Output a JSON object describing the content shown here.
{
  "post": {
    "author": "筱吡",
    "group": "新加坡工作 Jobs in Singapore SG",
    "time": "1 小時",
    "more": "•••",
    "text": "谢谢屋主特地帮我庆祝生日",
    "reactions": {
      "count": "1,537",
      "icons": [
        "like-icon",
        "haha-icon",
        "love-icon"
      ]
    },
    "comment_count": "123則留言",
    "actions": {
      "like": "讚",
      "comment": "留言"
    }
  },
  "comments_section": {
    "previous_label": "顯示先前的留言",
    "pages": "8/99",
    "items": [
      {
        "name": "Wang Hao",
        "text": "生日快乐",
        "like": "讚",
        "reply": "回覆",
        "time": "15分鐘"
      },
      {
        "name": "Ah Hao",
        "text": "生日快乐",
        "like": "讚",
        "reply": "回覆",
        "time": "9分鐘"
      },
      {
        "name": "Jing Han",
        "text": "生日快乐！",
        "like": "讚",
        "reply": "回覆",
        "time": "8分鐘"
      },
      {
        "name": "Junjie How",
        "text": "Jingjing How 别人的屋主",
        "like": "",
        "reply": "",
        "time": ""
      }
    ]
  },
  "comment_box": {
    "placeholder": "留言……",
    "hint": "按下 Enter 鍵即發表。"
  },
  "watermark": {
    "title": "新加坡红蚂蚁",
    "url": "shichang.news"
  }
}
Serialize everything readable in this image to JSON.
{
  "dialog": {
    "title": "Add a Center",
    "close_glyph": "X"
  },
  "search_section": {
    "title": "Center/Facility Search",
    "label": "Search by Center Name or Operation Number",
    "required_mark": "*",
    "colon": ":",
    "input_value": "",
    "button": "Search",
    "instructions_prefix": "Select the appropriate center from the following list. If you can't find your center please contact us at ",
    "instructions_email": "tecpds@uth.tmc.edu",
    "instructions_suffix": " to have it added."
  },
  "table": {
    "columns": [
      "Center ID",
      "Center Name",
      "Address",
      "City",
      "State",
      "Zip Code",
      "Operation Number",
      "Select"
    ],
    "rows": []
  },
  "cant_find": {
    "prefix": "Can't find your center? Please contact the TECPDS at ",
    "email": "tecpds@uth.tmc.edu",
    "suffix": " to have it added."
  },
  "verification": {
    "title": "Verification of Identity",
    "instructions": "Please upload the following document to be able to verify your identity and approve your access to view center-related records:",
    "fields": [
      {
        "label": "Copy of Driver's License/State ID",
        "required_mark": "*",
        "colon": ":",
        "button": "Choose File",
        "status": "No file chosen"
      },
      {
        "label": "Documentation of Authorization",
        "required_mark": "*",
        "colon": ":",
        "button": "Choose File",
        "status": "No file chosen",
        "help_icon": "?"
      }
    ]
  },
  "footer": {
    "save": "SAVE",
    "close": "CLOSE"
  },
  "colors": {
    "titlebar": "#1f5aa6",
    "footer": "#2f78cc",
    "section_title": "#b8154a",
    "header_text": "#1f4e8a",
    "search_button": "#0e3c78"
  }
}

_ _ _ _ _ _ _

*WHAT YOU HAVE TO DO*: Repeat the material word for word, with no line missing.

*ANSWER FOR THE TASK*:
Output a JSON object describing the content shown here.
{
  "post": {
    "author": "筱吡",
    "group": "新加坡工作 Jobs in Singapore SG",
    "time": "1 小時",
    "more": "•••",
    "text": "谢谢屋主特地帮我庆祝生日",
    "reactions": {
      "count": "1,537",
      "icons": [
        "like-icon",
        "haha-icon",
        "love-icon"
      ]
    },
    "comment_count": "123則留言",
    "actions": {
      "like": "讚",
      "comment": "留言"
    }
  },
  "comments_section": {
    "previous_label": "顯示先前的留言",
    "pages": "8/99",
    "items": [
      {
        "name": "Wang Hao",
        "text": "生日快乐",
        "like": "讚",
        "reply": "回覆",
        "time": "15分鐘"
      },
      {
        "name": "Ah Hao",
        "text": "生日快乐",
        "like": "讚",
        "reply": "回覆",
        "time": "9分鐘"
      },
      {
        "name": "Jing Han",
        "text": "生日快乐！",
        "like": "讚",
        "reply": "回覆",
        "time": "8分鐘"
      },
      {
        "name": "Junjie How",
        "text": "Jingjing How 别人的屋主",
        "like": "",
        "reply": "",
        "time": ""
      }
    ]
  },
  "comment_box": {
    "placeholder": "留言……",
    "hint": "按下 Enter 鍵即發表。"
  },
  "watermark": {
    "title": "新加坡红蚂蚁",
    "url": "shichang.news"
  }
}
Serialize everything readable in this image to JSON.
{
  "dialog": {
    "title": "Add a Center",
    "close_glyph": "X"
  },
  "search_section": {
    "title": "Center/Facility Search",
    "label": "Search by Center Name or Operation Number",
    "required_mark": "*",
    "colon": ":",
    "input_value": "",
    "button": "Search",
    "instructions_prefix": "Select the appropriate center from the following list. If you can't find your center please contact us at ",
    "instructions_email": "tecpds@uth.tmc.edu",
    "instructions_suffix": " to have it added."
  },
  "table": {
    "columns": [
      "Center ID",
      "Center Name",
      "Address",
      "City",
      "State",
      "Zip Code",
      "Operation Number",
      "Select"
    ],
    "rows": []
  },
  "cant_find": {
    "prefix": "Can't find your center? Please contact the TECPDS at ",
    "email": "tecpds@uth.tmc.edu",
    "suffix": " to have it added."
  },
  "verification": {
    "title": "Verification of Identity",
    "instructions": "Please upload the following document to be able to verify your identity and approve your access to view center-related records:",
    "fields": [
      {
        "label": "Copy of Driver's License/State ID",
        "required_mark": "*",
        "colon": ":",
        "button": "Choose File",
        "status": "No file chosen"
      },
      {
        "label": "Documentation of Authorization",
        "required_mark": "*",
        "colon": ":",
        "button": "Choose File",
        "status": "No file chosen",
        "help_icon": "?"
      }
    ]
  },
  "footer": {
    "save": "SAVE",
    "close": "CLOSE"
  },
  "colors": {
    "titlebar": "#1f5aa6",
    "footer": "#2f78cc",
    "section_title": "#b8154a",
    "header_text": "#1f4e8a",
    "search_button": "#0e3c78"
  }
}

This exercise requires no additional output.